Shillong, Nov 29: It hasn’t been a great start for Shillong Lajong in I-League 2018-19, with just one win coming in their first six games.
We’ve all seen Lajong start a season shakily but not quite like this – prior to this campaign they had always managed to pick up at least two wins in their opening six matches.
Earlier on coach Alison Kharsyntiew had talked about a lack of finishing, but oddly enough Lajong have not been short of goals. They’ve scored eight in the six games, higher than their average of 6.38 over the previous eight seasons.
Prior to the draw with Minerva Punjab last Friday, where Lajong gave up a two-goal lead, Kharsyntiew switched his criticisms, shifting his focus to “silly mistakes” in defence.
And there lies the rub. Lajong have conceded 14 goals so far. Never have they ever conceded so many goals in the first six matches of an I-League season. In only one game this season have Lajong not been able to score, but, on the other hand, they’ve not been able to keep a single clean sheet.
Of course, clean sheets aren’t everything. Current leaders Chennai City have yet to keep a clean sheet, but the difference has been in their ability to score more goals than their opponents. Perhaps that’s the thinking behind Lajong’s move to bring in the attacking Kitboklang Pale on loan from Langsning, which the club confirmed on Wednesday.
To criticise Lajong’s defence doesn’t just mean their defenders. Kharsyntiew has pretty much gone with the same midfielders but they have given away the ball with annoying regularity.
The defenders have been chopped and changed a bit, with only Aiban Dohling making a start in every game, but we’ve seen on several occasions how their disadvantages in physicality mean that they’re easily shoved off the ball by opposing players.

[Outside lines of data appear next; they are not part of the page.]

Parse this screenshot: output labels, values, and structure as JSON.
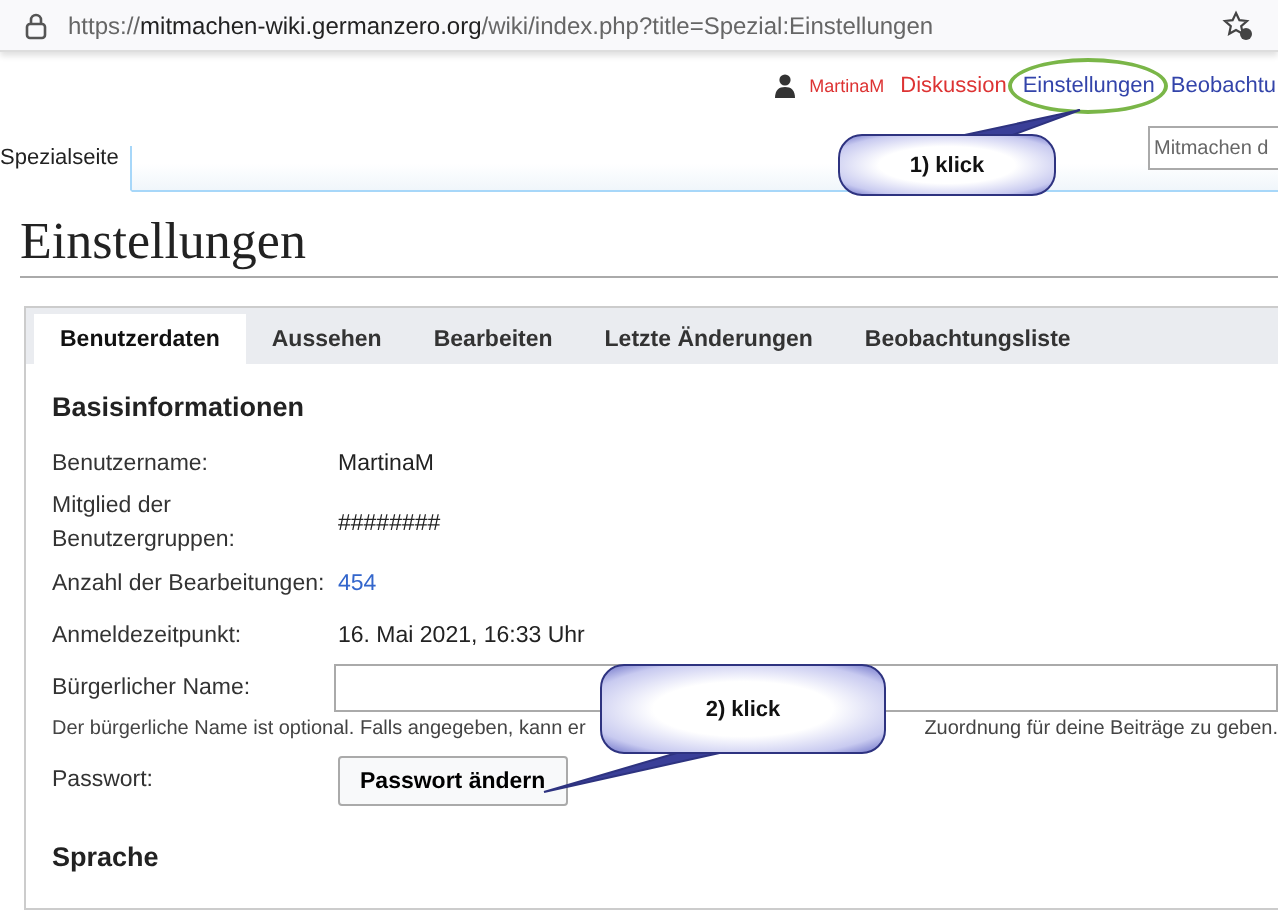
{
  "browser": {
    "url": "https://**mitmachen-wiki.germanzero.org**/wiki/index.php?title=Spezial:Einstellungen"
  },
  "personal_links": [
    {
      "text": "MartinaM",
      "kind": "user",
      "missing": true,
      "circled": false
    },
    {
      "text": "Diskussion",
      "kind": "link",
      "missing": true,
      "circled": false
    },
    {
      "text": "Einstellungen",
      "kind": "link",
      "missing": false,
      "circled": true
    },
    {
      "text": "Beobachtu",
      "kind": "link",
      "missing": false,
      "circled": false
    }
  ],
  "page_tabs": [
    {
      "label": "Spezialseite",
      "selected": true
    }
  ],
  "search": {
    "placeholder": "Mitmachen d"
  },
  "title": "Einstellungen",
  "tabs": [
    {
      "label": "Benutzerdaten",
      "selected": true
    },
    {
      "label": "Aussehen",
      "selected": false
    },
    {
      "label": "Bearbeiten",
      "selected": false
    },
    {
      "label": "Letzte Änderungen",
      "selected": false
    },
    {
      "label": "Beobachtungsliste",
      "selected": false
    }
  ],
  "section": "Basisinformationen",
  "rows": [
    {
      "kind": "text",
      "label": "Benutzername:",
      "value": "MartinaM"
    },
    {
      "kind": "text",
      "label": "Mitglied der Benutzergruppen:",
      "value": "########"
    },
    {
      "kind": "link",
      "label": "Anzahl der Bearbeitungen:",
      "value": "454"
    },
    {
      "kind": "text",
      "label": "Anmeldezeitpunkt:",
      "value": "16. Mai 2021, 16:33 Uhr"
    },
    {
      "kind": "field",
      "label": "Bürgerlicher Name:",
      "help": [
        "Der bürgerliche Name ist optional. Falls angegeben, kann er",
        "Zuordnung für deine Beiträge zu geben."
      ]
    },
    {
      "kind": "button",
      "label": "Passwort:",
      "value": "Passwort ändern"
    }
  ],
  "section_2": "Sprache",
  "callouts": [
    {
      "text": "1) klick"
    },
    {
      "text": "2) klick"
    }
  ]
}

In the goalkeeping department Neithovilie Chalieu has been favoured in five matches. TSR had also picked him as the more complete goalie over team mate Phurba Tempa Lachenpa, but in the Reds’ last outing against Minerva he was constantly coming out and flapping at the ball without much success.

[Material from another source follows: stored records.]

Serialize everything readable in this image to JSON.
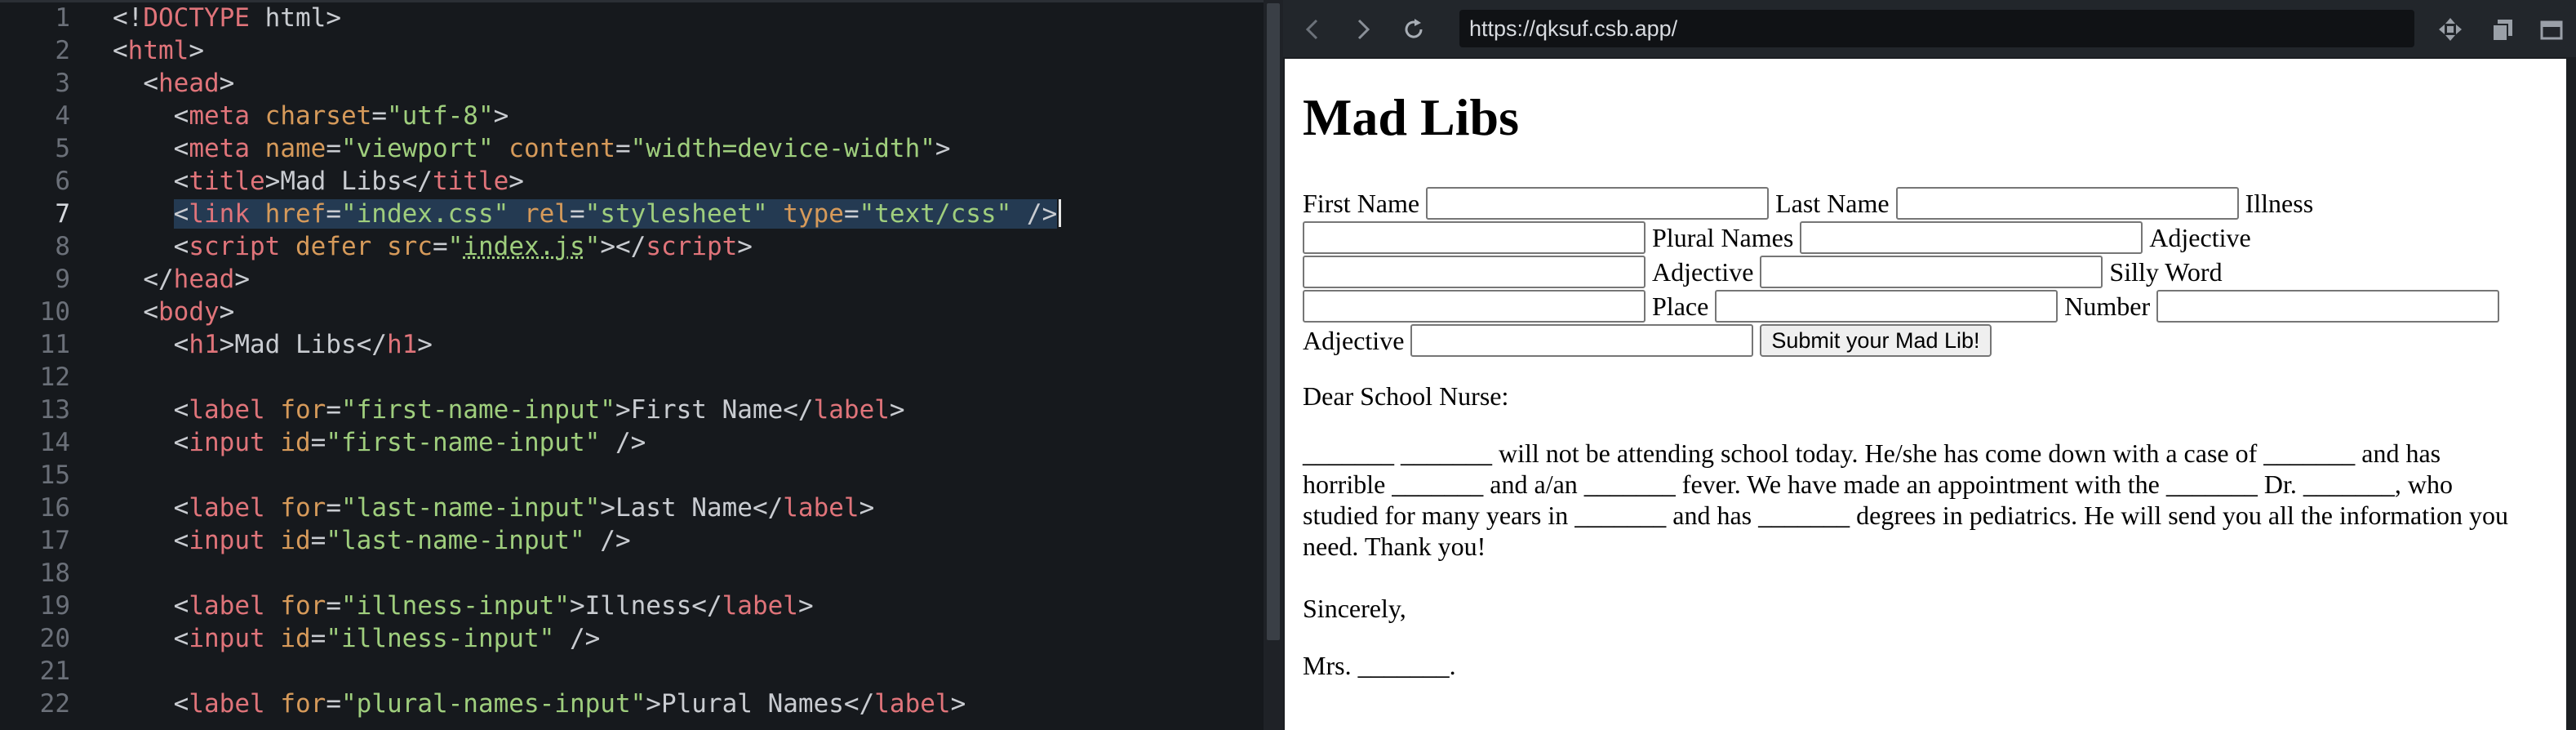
{
  "editor": {
    "line_numbers": [
      "1",
      "2",
      "3",
      "4",
      "5",
      "6",
      "7",
      "8",
      "9",
      "10",
      "11",
      "12",
      "13",
      "14",
      "15",
      "16",
      "17",
      "18",
      "19",
      "20",
      "21",
      "22"
    ],
    "lines": [
      [
        [
          "t-punct",
          "<!"
        ],
        [
          "t-doctype",
          "DOCTYPE"
        ],
        [
          "t-text",
          " html"
        ],
        [
          "t-punct",
          ">"
        ]
      ],
      [
        [
          "t-punct",
          "<"
        ],
        [
          "t-tag",
          "html"
        ],
        [
          "t-punct",
          ">"
        ]
      ],
      [
        [
          "t-text",
          "  "
        ],
        [
          "t-punct",
          "<"
        ],
        [
          "t-tag",
          "head"
        ],
        [
          "t-punct",
          ">"
        ]
      ],
      [
        [
          "t-text",
          "    "
        ],
        [
          "t-punct",
          "<"
        ],
        [
          "t-tag",
          "meta"
        ],
        [
          "t-text",
          " "
        ],
        [
          "t-attr",
          "charset"
        ],
        [
          "t-punct",
          "="
        ],
        [
          "t-str",
          "\"utf-8\""
        ],
        [
          "t-punct",
          ">"
        ]
      ],
      [
        [
          "t-text",
          "    "
        ],
        [
          "t-punct",
          "<"
        ],
        [
          "t-tag",
          "meta"
        ],
        [
          "t-text",
          " "
        ],
        [
          "t-attr",
          "name"
        ],
        [
          "t-punct",
          "="
        ],
        [
          "t-str",
          "\"viewport\""
        ],
        [
          "t-text",
          " "
        ],
        [
          "t-attr",
          "content"
        ],
        [
          "t-punct",
          "="
        ],
        [
          "t-str",
          "\"width=device-width\""
        ],
        [
          "t-punct",
          ">"
        ]
      ],
      [
        [
          "t-text",
          "    "
        ],
        [
          "t-punct",
          "<"
        ],
        [
          "t-tag",
          "title"
        ],
        [
          "t-punct",
          ">"
        ],
        [
          "t-text",
          "Mad Libs"
        ],
        [
          "t-punct",
          "</"
        ],
        [
          "t-tag",
          "title"
        ],
        [
          "t-punct",
          ">"
        ]
      ],
      [
        [
          "t-text",
          "    "
        ],
        [
          "t-punct",
          "<"
        ],
        [
          "t-tag",
          "link"
        ],
        [
          "t-text",
          " "
        ],
        [
          "t-attr",
          "href"
        ],
        [
          "t-punct",
          "="
        ],
        [
          "t-str",
          "\"index.css\""
        ],
        [
          "t-text",
          " "
        ],
        [
          "t-attr",
          "rel"
        ],
        [
          "t-punct",
          "="
        ],
        [
          "t-str",
          "\"stylesheet\""
        ],
        [
          "t-text",
          " "
        ],
        [
          "t-attr",
          "type"
        ],
        [
          "t-punct",
          "="
        ],
        [
          "t-str",
          "\"text/css\""
        ],
        [
          "t-text",
          " "
        ],
        [
          "t-punct",
          "/>"
        ]
      ],
      [
        [
          "t-text",
          "    "
        ],
        [
          "t-punct",
          "<"
        ],
        [
          "t-tag",
          "script"
        ],
        [
          "t-text",
          " "
        ],
        [
          "t-attr",
          "defer"
        ],
        [
          "t-text",
          " "
        ],
        [
          "t-attr",
          "src"
        ],
        [
          "t-punct",
          "="
        ],
        [
          "t-str",
          "\""
        ],
        [
          "t-str underline",
          "index.js"
        ],
        [
          "t-str",
          "\""
        ],
        [
          "t-punct",
          "></"
        ],
        [
          "t-tag",
          "script"
        ],
        [
          "t-punct",
          ">"
        ]
      ],
      [
        [
          "t-text",
          "  "
        ],
        [
          "t-punct",
          "</"
        ],
        [
          "t-tag",
          "head"
        ],
        [
          "t-punct",
          ">"
        ]
      ],
      [
        [
          "t-text",
          "  "
        ],
        [
          "t-punct",
          "<"
        ],
        [
          "t-tag",
          "body"
        ],
        [
          "t-punct",
          ">"
        ]
      ],
      [
        [
          "t-text",
          "    "
        ],
        [
          "t-punct",
          "<"
        ],
        [
          "t-tag",
          "h1"
        ],
        [
          "t-punct",
          ">"
        ],
        [
          "t-text",
          "Mad Libs"
        ],
        [
          "t-punct",
          "</"
        ],
        [
          "t-tag",
          "h1"
        ],
        [
          "t-punct",
          ">"
        ]
      ],
      [],
      [
        [
          "t-text",
          "    "
        ],
        [
          "t-punct",
          "<"
        ],
        [
          "t-tag",
          "label"
        ],
        [
          "t-text",
          " "
        ],
        [
          "t-attr",
          "for"
        ],
        [
          "t-punct",
          "="
        ],
        [
          "t-str",
          "\"first-name-input\""
        ],
        [
          "t-punct",
          ">"
        ],
        [
          "t-text",
          "First Name"
        ],
        [
          "t-punct",
          "</"
        ],
        [
          "t-tag",
          "label"
        ],
        [
          "t-punct",
          ">"
        ]
      ],
      [
        [
          "t-text",
          "    "
        ],
        [
          "t-punct",
          "<"
        ],
        [
          "t-tag",
          "input"
        ],
        [
          "t-text",
          " "
        ],
        [
          "t-attr",
          "id"
        ],
        [
          "t-punct",
          "="
        ],
        [
          "t-str",
          "\"first-name-input\""
        ],
        [
          "t-text",
          " "
        ],
        [
          "t-punct",
          "/>"
        ]
      ],
      [],
      [
        [
          "t-text",
          "    "
        ],
        [
          "t-punct",
          "<"
        ],
        [
          "t-tag",
          "label"
        ],
        [
          "t-text",
          " "
        ],
        [
          "t-attr",
          "for"
        ],
        [
          "t-punct",
          "="
        ],
        [
          "t-str",
          "\"last-name-input\""
        ],
        [
          "t-punct",
          ">"
        ],
        [
          "t-text",
          "Last Name"
        ],
        [
          "t-punct",
          "</"
        ],
        [
          "t-tag",
          "label"
        ],
        [
          "t-punct",
          ">"
        ]
      ],
      [
        [
          "t-text",
          "    "
        ],
        [
          "t-punct",
          "<"
        ],
        [
          "t-tag",
          "input"
        ],
        [
          "t-text",
          " "
        ],
        [
          "t-attr",
          "id"
        ],
        [
          "t-punct",
          "="
        ],
        [
          "t-str",
          "\"last-name-input\""
        ],
        [
          "t-text",
          " "
        ],
        [
          "t-punct",
          "/>"
        ]
      ],
      [],
      [
        [
          "t-text",
          "    "
        ],
        [
          "t-punct",
          "<"
        ],
        [
          "t-tag",
          "label"
        ],
        [
          "t-text",
          " "
        ],
        [
          "t-attr",
          "for"
        ],
        [
          "t-punct",
          "="
        ],
        [
          "t-str",
          "\"illness-input\""
        ],
        [
          "t-punct",
          ">"
        ],
        [
          "t-text",
          "Illness"
        ],
        [
          "t-punct",
          "</"
        ],
        [
          "t-tag",
          "label"
        ],
        [
          "t-punct",
          ">"
        ]
      ],
      [
        [
          "t-text",
          "    "
        ],
        [
          "t-punct",
          "<"
        ],
        [
          "t-tag",
          "input"
        ],
        [
          "t-text",
          " "
        ],
        [
          "t-attr",
          "id"
        ],
        [
          "t-punct",
          "="
        ],
        [
          "t-str",
          "\"illness-input\""
        ],
        [
          "t-text",
          " "
        ],
        [
          "t-punct",
          "/>"
        ]
      ],
      [],
      [
        [
          "t-text",
          "    "
        ],
        [
          "t-punct",
          "<"
        ],
        [
          "t-tag",
          "label"
        ],
        [
          "t-text",
          " "
        ],
        [
          "t-attr",
          "for"
        ],
        [
          "t-punct",
          "="
        ],
        [
          "t-str",
          "\"plural-names-input\""
        ],
        [
          "t-punct",
          ">"
        ],
        [
          "t-text",
          "Plural Names"
        ],
        [
          "t-punct",
          "</"
        ],
        [
          "t-tag",
          "label"
        ],
        [
          "t-punct",
          ">"
        ]
      ]
    ],
    "active_line": 7
  },
  "browser": {
    "url": "https://qksuf.csb.app/",
    "icons": {
      "back": "chevron-left-icon",
      "forward": "chevron-right-icon",
      "reload": "reload-icon",
      "move": "move-icon",
      "copy": "copy-icon",
      "window": "window-icon"
    }
  },
  "page": {
    "title": "Mad Libs",
    "labels": {
      "first_name": "First Name",
      "last_name": "Last Name",
      "illness": "Illness",
      "plural_names": "Plural Names",
      "adjective_1": "Adjective",
      "adjective_2": "Adjective",
      "silly_word": "Silly Word",
      "place": "Place",
      "number": "Number",
      "adjective_3": "Adjective"
    },
    "submit_label": "Submit your Mad Lib!",
    "greeting": "Dear School Nurse:",
    "story": "_______ _______ will not be attending school today. He/she has come down with a case of _______ and has horrible _______ and a/an _______ fever. We have made an appointment with the _______ Dr. _______, who studied for many years in _______ and has _______ degrees in pediatrics. He will send you all the information you need. Thank you!",
    "closing": "Sincerely,",
    "signature": "Mrs. _______."
  }
}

But this is a statistical column, so let’s get back to statistics.
This start to the season may look like a bad one, but in a way Lajong are in the same position as they were last year, that is if last year’s matches had been played out in the same order as this year’s. Have a look at the table below.

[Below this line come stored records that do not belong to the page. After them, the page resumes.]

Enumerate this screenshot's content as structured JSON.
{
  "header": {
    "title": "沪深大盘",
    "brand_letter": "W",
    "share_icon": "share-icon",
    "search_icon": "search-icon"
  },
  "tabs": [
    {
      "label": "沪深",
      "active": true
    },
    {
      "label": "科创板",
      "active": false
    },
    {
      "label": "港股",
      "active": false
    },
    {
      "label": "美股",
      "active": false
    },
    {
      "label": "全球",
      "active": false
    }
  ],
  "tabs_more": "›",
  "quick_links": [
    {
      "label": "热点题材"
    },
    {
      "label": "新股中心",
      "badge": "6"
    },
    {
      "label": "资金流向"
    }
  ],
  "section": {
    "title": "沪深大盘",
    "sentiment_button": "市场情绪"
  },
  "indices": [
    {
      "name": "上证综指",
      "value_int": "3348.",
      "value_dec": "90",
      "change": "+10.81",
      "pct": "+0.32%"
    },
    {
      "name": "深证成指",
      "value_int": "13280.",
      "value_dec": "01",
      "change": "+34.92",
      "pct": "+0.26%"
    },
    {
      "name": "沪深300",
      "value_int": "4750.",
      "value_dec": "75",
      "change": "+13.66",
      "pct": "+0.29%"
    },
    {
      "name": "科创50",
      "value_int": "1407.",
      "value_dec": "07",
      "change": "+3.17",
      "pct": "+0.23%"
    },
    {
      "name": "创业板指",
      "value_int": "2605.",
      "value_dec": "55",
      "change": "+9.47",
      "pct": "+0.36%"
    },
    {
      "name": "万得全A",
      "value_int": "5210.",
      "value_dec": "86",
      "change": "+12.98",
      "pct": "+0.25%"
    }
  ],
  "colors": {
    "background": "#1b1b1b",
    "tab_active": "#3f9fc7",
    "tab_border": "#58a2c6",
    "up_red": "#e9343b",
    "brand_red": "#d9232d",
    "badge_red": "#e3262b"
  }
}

Differences lie in the results when hosting East Bengal (a 2-2 draw last year, but 3-1 to the visitors this year) and Minerva Punjab (the eventual champions won 1-0 in 2017-18, but drew this time around).
NEROCA are up next for the Reds, at home this Sunday. Last year the team from Manipur won 1-0. So, even if Lajong lose again, they would still be in the same position as in 2017-18.
Of course, looking at it this way is really like comparing Lajong with Lajong. It doesn’t take into consideration the fact that teams like Gokulam Kerala, Churchill Brothers and Chennai City, who struggled last year, are doing well this season.
In his most recent write-up guest columnist Bhogtoram Mawroh was worried that SLFC could end up relegated at the end of the year. Lajong (four points) are only ahead in the points table of Indian Arrows (three points but with two games in hand), the development side that are exempt from relegation.
But the All India Football Federation has set a precedent of allowing clubs who technically should’ve been relegated to remain in the I-League if they finish above sides exempt from relegation. That was the case with Aizawl at the end of 2015-16 and Churchill Brothers last season. So, really, Lajong just have to avoid finishing below the Arrows, although Mawroh made an interesting comment when he said that, when it came to Aizawl and Churchill, both sides invested heavily in players – foreign and domestic – while Lajong haven’t. Sure, they’re making a big deal of their young, all-North Eastern squad that will develop players for the country, but, honestly, no one asked them to do this.
Lajong have never been a team that keep many clean sheets. In fact they’ve managed just 50 in 180 I-League matches. But they have to somehow find a way of denying opposition teams while keeping up the good work they’re doing in scoring goals. We hope they find the answer soon.